A survey of the attitudes and practices of general practitioners in Northern Ireland regarding contraception and abortion was carried out in 1994 and 1995 with a randomized sample of 154 physicians. The vast majority of doctors who received requests for contraceptives from their patients fulfilled those request (94%). Overall, 13% of the doctors said a married patient had requested an abortion in the past three months, and 34% had had a similar request from an unmarried patient.
OBJECTIVE: To assess prescribing practice of Primary Health Care (PHC) workers in church owned health care facilities using WHO drug use indicators. DESIGN: A cross-sectional study in which twenty primary health care facilities were randomly selected. Prescribing indicators were obtained by analysing outpatient records retrospectively for the past 14 months between January 1997 and February 1998. This period was chosen because of compete records of outpatient attendances. Patient care and facility indicators were recorded prospectively during the study period.
The BEACH (Bettering the Evaluation and Care of Health) program, a continuous national study of general practice, began in April 1998 and is now in its eighth year. More than 7500 GPs have participated to date (about one-third of the total workforce) and data are available for about 750,000 encounters. The following overview is designed to disseminate key findings from BEACH, to publicize the annual report, and as a public expression of gratitude to the GP participants without whose generous contribution this study would not be possible.
BACKGROUND: As information is disseminated about best practices, variations in patterns of care should diminish over time. OBJECTIVE: To test the hypotheses that differences in rates of a surgical procedure are associated with type of insurance in an era of evolving practice guidelines and that insurance and site differences diminish with time as consensus guidelines disseminate among the medical community. METHODS: We use lymph node dissection among women with ductal carcinoma in situ (DCIS) as an example of a procedure with uncertain benefit.
Cost-sharing rules for paying physicians have been advanced as a way of generating incentives for the provision of quality care, while recognizing their potential negative effects on production efficiency. However, the optimal sharing rate typically depends on the degree to which the physician acts in the interest of the patient, what we identify as the physician's altruism. Since the degree of altruism is likely to vary across physicians, and to be private information, the standard rules for setting the cost-sharing rate are unlikely to be optimal.
The International Journal of Tuberculosis and Lung Disease: The Official Journal of the International Union Against Tuberculosis and Lung Disease

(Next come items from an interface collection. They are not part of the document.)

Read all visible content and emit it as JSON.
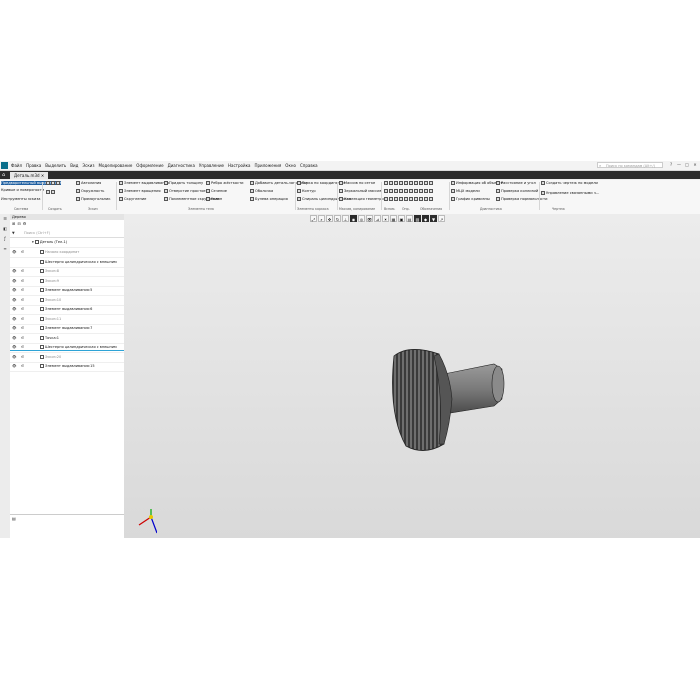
{
  "menu": [
    "Файл",
    "Правка",
    "Выделить",
    "Вид",
    "Эскиз",
    "Моделирование",
    "Оформление",
    "Диагностика",
    "Управление",
    "Настройка",
    "Приложения",
    "Окно",
    "Справка"
  ],
  "search": {
    "placeholder": "Поиск по командам (Alt+/)"
  },
  "window_controls": [
    "?",
    "—",
    "□",
    "✕"
  ],
  "document_tab": "Деталь.m3d",
  "ribbon": {
    "system": [
      "Предварительный выделенный",
      "Кривые и поверхности",
      "Инструменты эскиза"
    ],
    "create_small": [
      "Автолиния",
      "Окружность",
      "Прямоугольник"
    ],
    "sketch_ops": [
      "Элемент выдавливания",
      "Элемент вращения",
      "Скругление"
    ],
    "elements": [
      "Придать толщину",
      "Отверстие простое",
      "Поэлементное скругление"
    ],
    "elements2": [
      "Ребро жёсткости",
      "Сечение",
      "Уклон"
    ],
    "elements3": [
      "Добавить деталь-заготовку",
      "Оболочка",
      "Булева операция"
    ],
    "spatial": [
      "Точка по координатам",
      "Контур",
      "Спираль цилиндрическая"
    ],
    "arrays": [
      "Массив по сетке",
      "Зеркальный массив",
      "Коллекция геометрии"
    ],
    "diag": [
      "Информация об объекте",
      "МЦХ модели",
      "График кривизны"
    ],
    "diag2": [
      "Расстояние и угол",
      "Проверка коллизий",
      "Проверка нормальности"
    ],
    "drawing": [
      "Создать чертеж по модели",
      "Управление связанными ч..."
    ],
    "group_labels": [
      "Система",
      "Создать",
      "Эскиз",
      "Элементы тела",
      "Элементы каркаса",
      "Массив, копирование",
      "Вспом.",
      "Опр.",
      "Обозначения",
      "Диагностика",
      "Чертеж"
    ]
  },
  "tree": {
    "panel_title": "Дерево",
    "filter_placeholder": "Поиск (Ctrl+F)",
    "root": "Деталь (Тел-1)",
    "items": [
      {
        "label": "Начало координат",
        "dim": true,
        "indent": 1
      },
      {
        "label": "Шестерня цилиндрическая с внешним",
        "dim": false,
        "indent": 1
      },
      {
        "label": "Эскиз:8",
        "dim": true,
        "indent": 1
      },
      {
        "label": "Эскиз:9",
        "dim": true,
        "indent": 1
      },
      {
        "label": "Элемент выдавливания:5",
        "dim": false,
        "indent": 1
      },
      {
        "label": "Эскиз:10",
        "dim": true,
        "indent": 1
      },
      {
        "label": "Элемент выдавливания:6",
        "dim": false,
        "indent": 1
      },
      {
        "label": "Эскиз:11",
        "dim": true,
        "indent": 1
      },
      {
        "label": "Элемент выдавливания:7",
        "dim": false,
        "indent": 1
      },
      {
        "label": "Точка:1",
        "dim": false,
        "indent": 1
      },
      {
        "label": "Шестерня цилиндрическая с внешним",
        "dim": false,
        "indent": 1
      },
      {
        "label": "Эскиз:20",
        "dim": true,
        "indent": 1
      },
      {
        "label": "Элемент выдавливания:15",
        "dim": false,
        "indent": 1
      }
    ]
  },
  "colors": {
    "accent": "#2ea3d6",
    "tab_bar": "#2d2d2d",
    "viewport": "#dedede"
  }
}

The World Health Organization and the Revised National TB Control Programme (RNTCP) in India have advocated public-private mix as essential for tuberculosis (TB) control. We conducted a cross-sectional sample survey of private providers (with various qualifications) in Ujjain District, India, to study willingness and motivation to collaborate. Most providers were aware of the RNTCP and had referred patients there. All were willing to collaborate, although the areas for collaboration varied between urban and rural providers.

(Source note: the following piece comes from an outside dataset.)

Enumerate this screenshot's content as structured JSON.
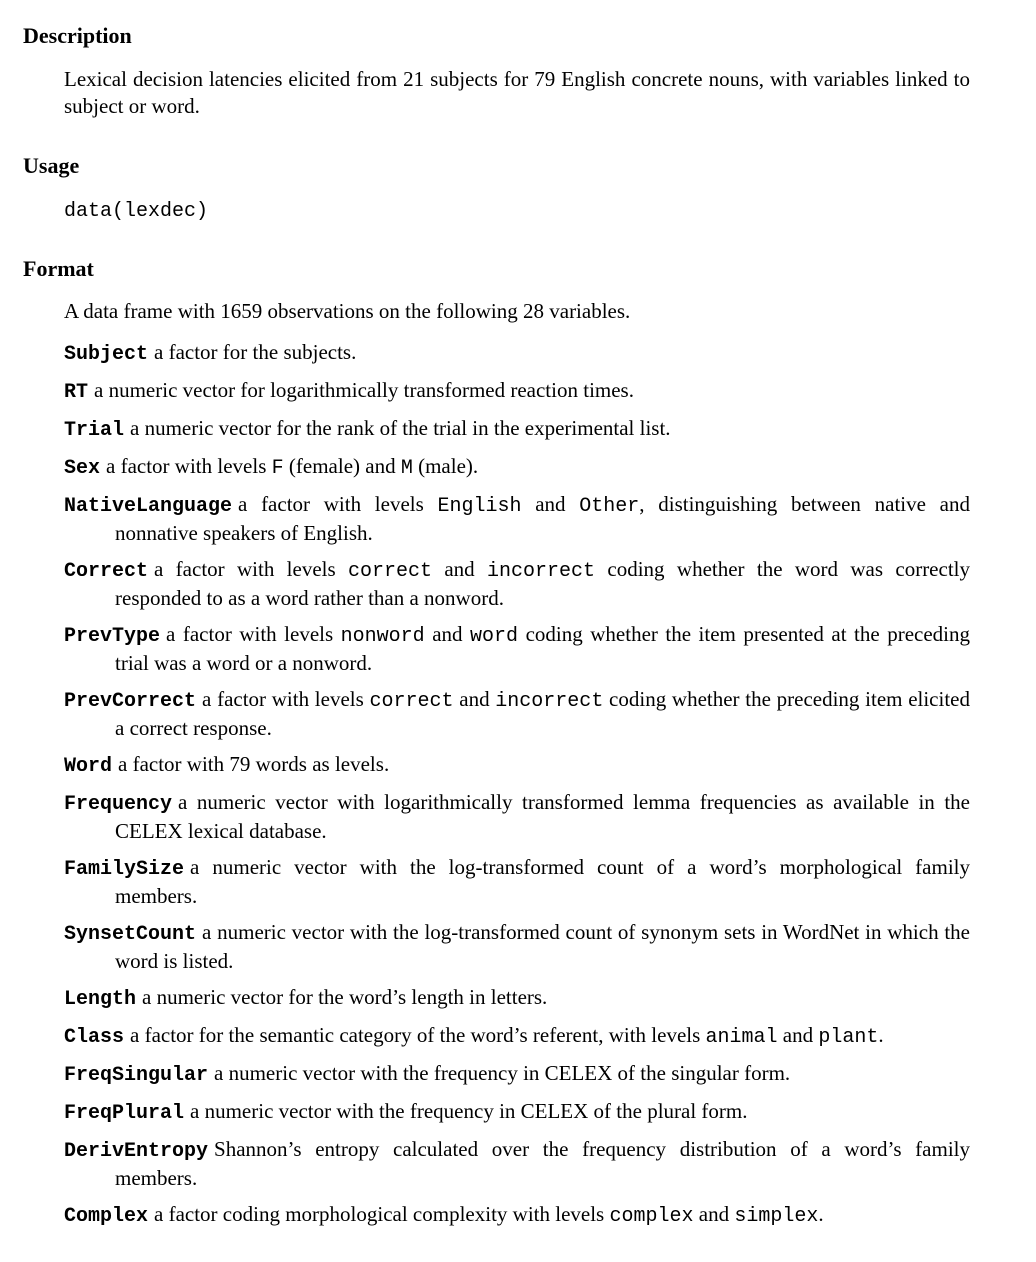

The European journal of health economics: HEPAC: health economics in prevention and care
To curb the heavily increasing drug budgets some Danish counties have introduced voluntary agreements between general practitioners (GPs) and health authorities. We extend the models of generic prescription by Hellerstein (Rand J Econ 29(1):108-136, 1998) and Lundin (J Health Econ 19:639-662, 2000) to allow for substitution between analogues and use difference-in-difference models to assess the effect on two drug groups (lipid-lowering and rheumatism drugs). For both drug groups we find evidence of a significant effect of the intervention.
Nursing Philosophy: An International Journal for Healthcare Professionals

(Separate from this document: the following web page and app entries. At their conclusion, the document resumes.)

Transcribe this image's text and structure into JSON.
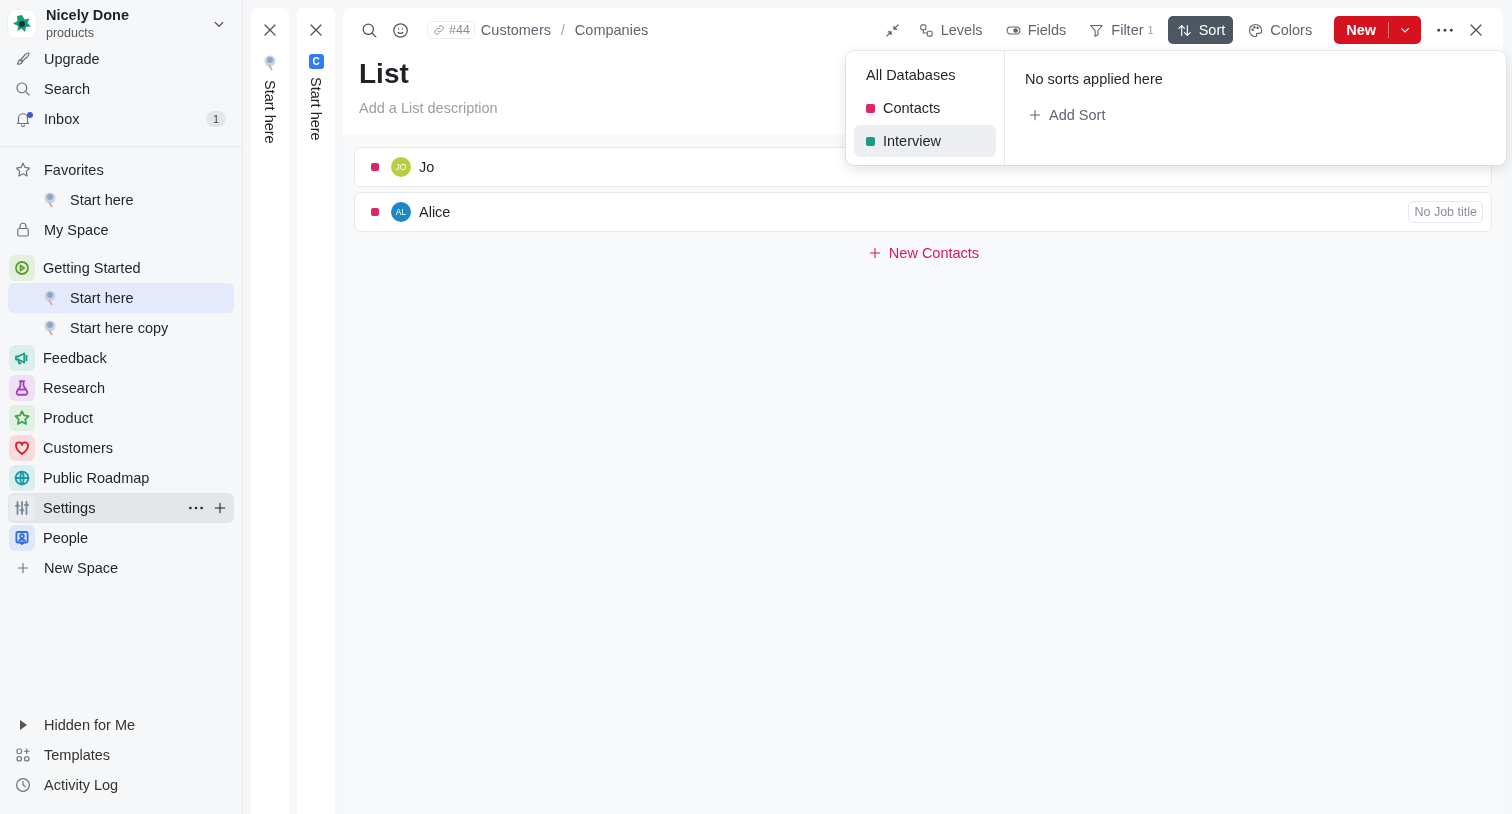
{
  "workspace": {
    "name": "Nicely Done",
    "subtitle": "products"
  },
  "nav": [
    {
      "label": "Upgrade"
    },
    {
      "label": "Search"
    },
    {
      "label": "Inbox",
      "badge": "1",
      "unread": true
    }
  ],
  "favorites": {
    "label": "Favorites",
    "children": [
      {
        "label": "Start here",
        "selected": false
      }
    ]
  },
  "spaces": [
    {
      "label": "My Space",
      "kind": "private"
    },
    {
      "label": "Getting Started",
      "kind": "space",
      "color": "#5a9e2f",
      "hovered": false,
      "children": [
        {
          "label": "Start here",
          "selected": true
        },
        {
          "label": "Start here copy",
          "selected": false
        }
      ]
    },
    {
      "label": "Feedback",
      "kind": "space",
      "color": "#1f9a85",
      "hovered": false
    },
    {
      "label": "Research",
      "kind": "space",
      "color": "#a43fc2",
      "hovered": false
    },
    {
      "label": "Product",
      "kind": "space",
      "color": "#3fa34d",
      "hovered": false
    },
    {
      "label": "Customers",
      "kind": "space",
      "color": "#d2232a",
      "hovered": false
    },
    {
      "label": "Public Roadmap",
      "kind": "space",
      "color": "#1b9aa6",
      "hovered": false
    },
    {
      "label": "Settings",
      "kind": "space",
      "color": "#7b8a99",
      "hovered": true
    },
    {
      "label": "People",
      "kind": "space",
      "color": "#2f6fd6",
      "hovered": false
    },
    {
      "label": "New Space",
      "kind": "add"
    }
  ],
  "footer": [
    {
      "label": "Hidden for Me",
      "kind": "toggle"
    },
    {
      "label": "Templates",
      "kind": "link"
    },
    {
      "label": "Activity Log",
      "kind": "link"
    }
  ],
  "strips": [
    {
      "label": "Start here",
      "kind": "page"
    },
    {
      "label": "Start here",
      "kind": "database",
      "badge": "C"
    }
  ],
  "main": {
    "ref": "#44",
    "breadcrumb": [
      "Customers",
      "Companies"
    ],
    "breadcrumb_separator": "/",
    "toolbar": [
      {
        "label": "Levels",
        "active": false
      },
      {
        "label": "Fields",
        "active": false
      },
      {
        "label": "Filter",
        "count": "1",
        "active": false
      },
      {
        "label": "Sort",
        "active": true
      },
      {
        "label": "Colors",
        "active": false
      }
    ],
    "new_button": "New",
    "title": "List",
    "description_placeholder": "Add a List description",
    "rows": [
      {
        "name": "Jo",
        "initials": "JO",
        "color": "#b5cf3f"
      },
      {
        "name": "Alice",
        "initials": "AL",
        "color": "#1e88c7",
        "job_title": "No Job title"
      }
    ],
    "add_label": "New Contacts"
  },
  "sort_popup": {
    "databases": [
      {
        "label": "All Databases",
        "selected": false
      },
      {
        "label": "Contacts",
        "color": "#e2245f",
        "selected": false
      },
      {
        "label": "Interview",
        "color": "#1a9985",
        "selected": true
      }
    ],
    "empty": "No sorts applied here",
    "add": "Add Sort"
  }
}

Compassion unites people during times of suffering and distress. Unfortunately, compassion cannot take away suffering. Why then, is compassion important for people who suffer? Nurses work in a domain where human suffering is evidently present. In order to give meaning to compassion in the domain of professional care, it is necessary to describe what compassion is. The purpose of this paper is to explore questions and contradictions in the debate on compassion related to nursing care.
This paper analyzes and compares the incentive properties of some common payment mechanisms for GPs, namely fee for service (FFS), capitation and fundholding. It focuses on gatekeeping GPs and it specifically recognizes GPs heterogeneity in both ability and altruism. It also allows inappropriate care by GPs to lead to more serious illnesses. The results are as follows. Capitation is the payment mechanism that induces the most referrals to expensive specialty care.
This paper investigates physician altruism toward patients' health benefit using behavioral data from Hennig-Schmidt et al.'s (2011) laboratory experiment. In the experiment, medical students in the role of physicians decide on the provision of medical services. The experimental setup allows us to identify the influence of profits and patients' health benefit on the choice of medical treatment.